* [What to do]: Filter by the string "Adventure": return the lines of the material that contain it.

* [Dataset entries]:
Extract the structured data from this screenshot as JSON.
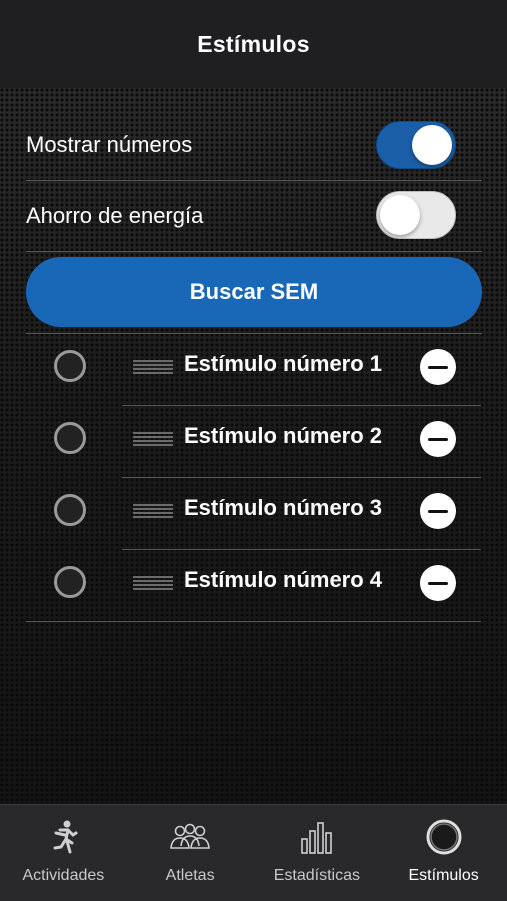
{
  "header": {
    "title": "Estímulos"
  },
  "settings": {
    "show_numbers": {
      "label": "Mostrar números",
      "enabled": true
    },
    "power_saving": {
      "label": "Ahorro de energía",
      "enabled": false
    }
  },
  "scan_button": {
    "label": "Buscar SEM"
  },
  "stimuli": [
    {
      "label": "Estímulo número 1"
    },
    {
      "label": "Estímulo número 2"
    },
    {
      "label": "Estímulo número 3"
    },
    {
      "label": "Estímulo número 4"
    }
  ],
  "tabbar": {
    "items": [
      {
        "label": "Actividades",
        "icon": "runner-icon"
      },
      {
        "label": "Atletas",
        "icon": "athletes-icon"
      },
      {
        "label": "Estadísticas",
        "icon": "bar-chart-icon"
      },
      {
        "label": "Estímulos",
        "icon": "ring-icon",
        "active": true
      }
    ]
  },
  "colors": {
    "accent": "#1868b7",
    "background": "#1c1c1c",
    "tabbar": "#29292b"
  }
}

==

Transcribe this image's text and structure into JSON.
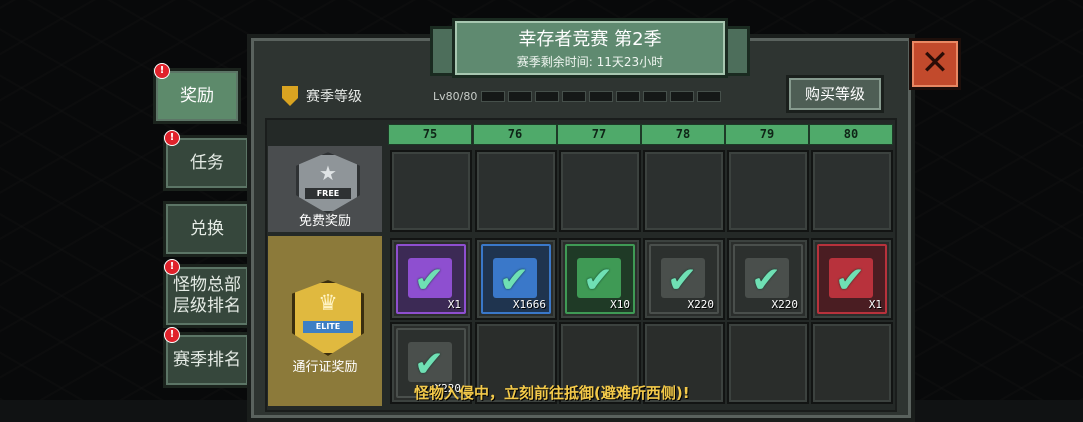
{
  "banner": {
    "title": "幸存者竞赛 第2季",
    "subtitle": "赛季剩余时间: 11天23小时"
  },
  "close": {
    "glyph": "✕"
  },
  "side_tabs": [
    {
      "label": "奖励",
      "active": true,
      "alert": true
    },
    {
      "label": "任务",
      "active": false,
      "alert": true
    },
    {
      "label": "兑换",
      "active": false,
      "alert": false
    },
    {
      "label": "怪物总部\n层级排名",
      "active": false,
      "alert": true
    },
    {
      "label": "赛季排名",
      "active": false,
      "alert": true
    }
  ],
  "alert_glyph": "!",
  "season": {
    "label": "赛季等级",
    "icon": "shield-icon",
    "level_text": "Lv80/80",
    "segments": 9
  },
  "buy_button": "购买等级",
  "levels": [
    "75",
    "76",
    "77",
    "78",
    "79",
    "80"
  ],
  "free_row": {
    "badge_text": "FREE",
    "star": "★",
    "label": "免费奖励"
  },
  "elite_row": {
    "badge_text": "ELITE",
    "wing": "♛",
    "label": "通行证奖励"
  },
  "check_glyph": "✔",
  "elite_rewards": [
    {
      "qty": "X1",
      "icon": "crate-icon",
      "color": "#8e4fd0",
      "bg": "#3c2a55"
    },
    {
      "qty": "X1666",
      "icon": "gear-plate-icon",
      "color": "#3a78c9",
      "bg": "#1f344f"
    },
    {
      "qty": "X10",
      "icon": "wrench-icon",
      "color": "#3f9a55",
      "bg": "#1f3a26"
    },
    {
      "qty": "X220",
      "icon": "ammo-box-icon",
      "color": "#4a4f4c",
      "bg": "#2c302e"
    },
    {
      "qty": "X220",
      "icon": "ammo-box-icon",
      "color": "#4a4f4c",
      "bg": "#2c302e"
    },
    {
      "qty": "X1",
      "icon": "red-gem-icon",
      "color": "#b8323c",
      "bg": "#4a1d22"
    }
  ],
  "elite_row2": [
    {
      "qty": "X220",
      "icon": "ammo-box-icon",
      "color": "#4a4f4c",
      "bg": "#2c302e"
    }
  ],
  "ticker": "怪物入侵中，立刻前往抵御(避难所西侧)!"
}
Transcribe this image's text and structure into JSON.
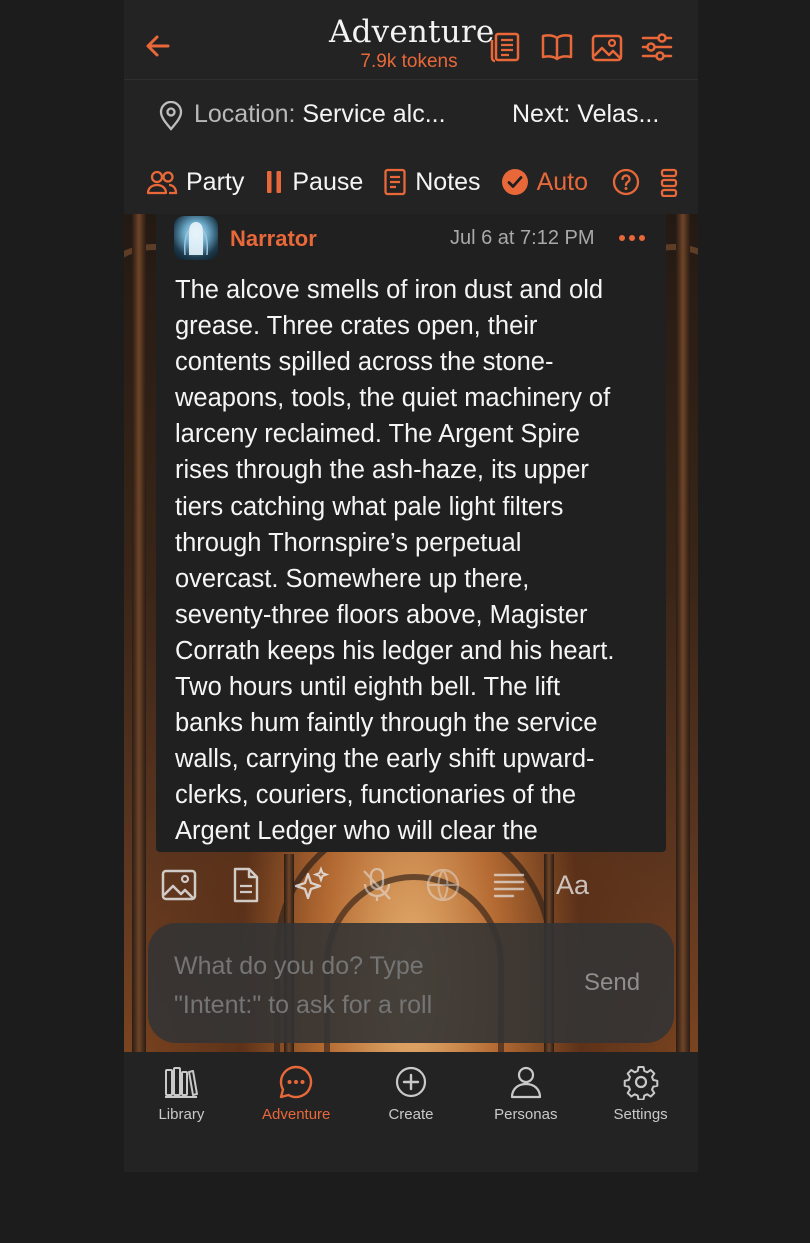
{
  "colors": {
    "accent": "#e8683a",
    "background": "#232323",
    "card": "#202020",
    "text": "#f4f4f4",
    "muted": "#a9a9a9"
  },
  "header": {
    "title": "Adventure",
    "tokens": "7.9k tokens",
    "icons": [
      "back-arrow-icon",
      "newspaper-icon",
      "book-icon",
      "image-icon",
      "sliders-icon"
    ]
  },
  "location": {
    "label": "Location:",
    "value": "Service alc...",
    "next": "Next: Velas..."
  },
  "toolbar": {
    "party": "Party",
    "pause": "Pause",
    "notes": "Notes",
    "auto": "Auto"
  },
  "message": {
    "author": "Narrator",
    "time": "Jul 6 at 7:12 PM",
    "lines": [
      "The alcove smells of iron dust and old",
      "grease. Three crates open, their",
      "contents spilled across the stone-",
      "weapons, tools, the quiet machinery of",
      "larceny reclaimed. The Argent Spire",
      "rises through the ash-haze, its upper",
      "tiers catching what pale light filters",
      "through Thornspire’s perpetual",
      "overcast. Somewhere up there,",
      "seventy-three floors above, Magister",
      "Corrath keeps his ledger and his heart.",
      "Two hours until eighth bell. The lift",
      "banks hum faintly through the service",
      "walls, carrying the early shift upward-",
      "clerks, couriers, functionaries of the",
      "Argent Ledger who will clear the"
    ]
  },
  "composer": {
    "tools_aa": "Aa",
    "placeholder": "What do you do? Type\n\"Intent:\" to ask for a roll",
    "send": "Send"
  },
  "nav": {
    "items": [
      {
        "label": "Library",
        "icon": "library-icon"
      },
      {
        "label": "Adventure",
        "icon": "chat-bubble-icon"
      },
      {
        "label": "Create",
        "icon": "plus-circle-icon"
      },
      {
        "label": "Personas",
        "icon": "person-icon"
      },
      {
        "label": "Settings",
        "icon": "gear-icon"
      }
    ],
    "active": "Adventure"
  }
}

* [Answer]:
    "title": "Adventure",
        "label": "Adventure",
    "active": "Adventure"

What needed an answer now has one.